Splitting couples in California often look for any viable option to avoid the divorce process. If you are in this position, one option you may consider is a summary dissolution.
A summary dissolution under California law is a divorce, but it offers an expedited legal process for those who qualify. Very few couples, however, have the option to use a summary dissolution due to the many conditional requirements. It does simplify the process for those who have the option.
Summary dissolutions are a divorce and not just a legal separation. But completing a summary dissolution requires far less paperwork and litigation than a traditional divorce, and it may mean that you and your partner can split without having to appear in court at all.
This option allows couples to dissolve both a marriage and a domestic partnership at the same time, making them a promising option for many same-sex couples.
In order to qualify for a summary dissolution, with few exceptions, you must have lived in the state of California for at least six months and have lived in the county where you plan to file at least three months.
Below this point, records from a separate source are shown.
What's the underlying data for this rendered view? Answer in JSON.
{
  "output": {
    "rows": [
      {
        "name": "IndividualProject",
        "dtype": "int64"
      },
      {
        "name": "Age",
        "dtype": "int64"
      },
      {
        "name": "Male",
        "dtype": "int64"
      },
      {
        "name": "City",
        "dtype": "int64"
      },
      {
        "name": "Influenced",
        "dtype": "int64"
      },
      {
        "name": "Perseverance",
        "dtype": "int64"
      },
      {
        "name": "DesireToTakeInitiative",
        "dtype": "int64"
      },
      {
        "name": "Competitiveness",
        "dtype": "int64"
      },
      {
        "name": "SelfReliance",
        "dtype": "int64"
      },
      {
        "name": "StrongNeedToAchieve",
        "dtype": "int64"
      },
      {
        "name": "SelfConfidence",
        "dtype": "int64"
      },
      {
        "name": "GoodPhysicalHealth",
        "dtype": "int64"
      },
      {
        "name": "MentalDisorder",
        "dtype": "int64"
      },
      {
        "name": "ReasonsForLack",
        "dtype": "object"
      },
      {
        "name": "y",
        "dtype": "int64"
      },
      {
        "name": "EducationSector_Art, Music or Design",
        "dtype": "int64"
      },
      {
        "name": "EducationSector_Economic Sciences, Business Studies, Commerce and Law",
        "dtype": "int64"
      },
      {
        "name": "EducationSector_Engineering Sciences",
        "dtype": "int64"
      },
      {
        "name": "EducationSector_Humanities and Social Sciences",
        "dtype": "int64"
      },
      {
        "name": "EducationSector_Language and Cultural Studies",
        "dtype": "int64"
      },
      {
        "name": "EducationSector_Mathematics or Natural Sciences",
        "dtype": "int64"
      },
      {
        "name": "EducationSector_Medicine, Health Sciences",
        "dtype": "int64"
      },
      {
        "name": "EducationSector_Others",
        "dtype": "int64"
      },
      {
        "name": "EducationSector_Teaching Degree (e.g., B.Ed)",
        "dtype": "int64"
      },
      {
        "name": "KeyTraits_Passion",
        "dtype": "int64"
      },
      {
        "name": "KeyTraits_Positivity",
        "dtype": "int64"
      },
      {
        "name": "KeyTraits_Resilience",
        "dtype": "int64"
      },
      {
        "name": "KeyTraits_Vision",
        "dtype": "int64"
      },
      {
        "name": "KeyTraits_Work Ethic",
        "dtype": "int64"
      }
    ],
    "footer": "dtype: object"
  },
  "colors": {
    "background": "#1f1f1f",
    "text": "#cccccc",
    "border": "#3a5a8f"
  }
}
In addition to this, you must meet certain conditions. These conditions include the stipulation that couples must have been married (or in a domestic partnership) for less than five years, have no children together and agree that neither partner will ever receive spousal support.
Additionally, summary dissolutions impose limits on the property a couple can own. For example, couples cannot own any part of any real property and cannot rent any real property together beyond their current residence. There are also very restrictive limits on the assets the couple can own together and how much each partner can own individually.
To complete a summary dissolution, you will have to work out a property division agreement together before entering the process, meaning that couples will need to be able to negotiate most of the terms of their divorce.
Summary dissolutions can take some of the headaches out of divorce, but most couples will need to proceed with the traditional process. California’s judicial system recommends still hiring a lawyer to represent you in the summary dissolution process if you qualify.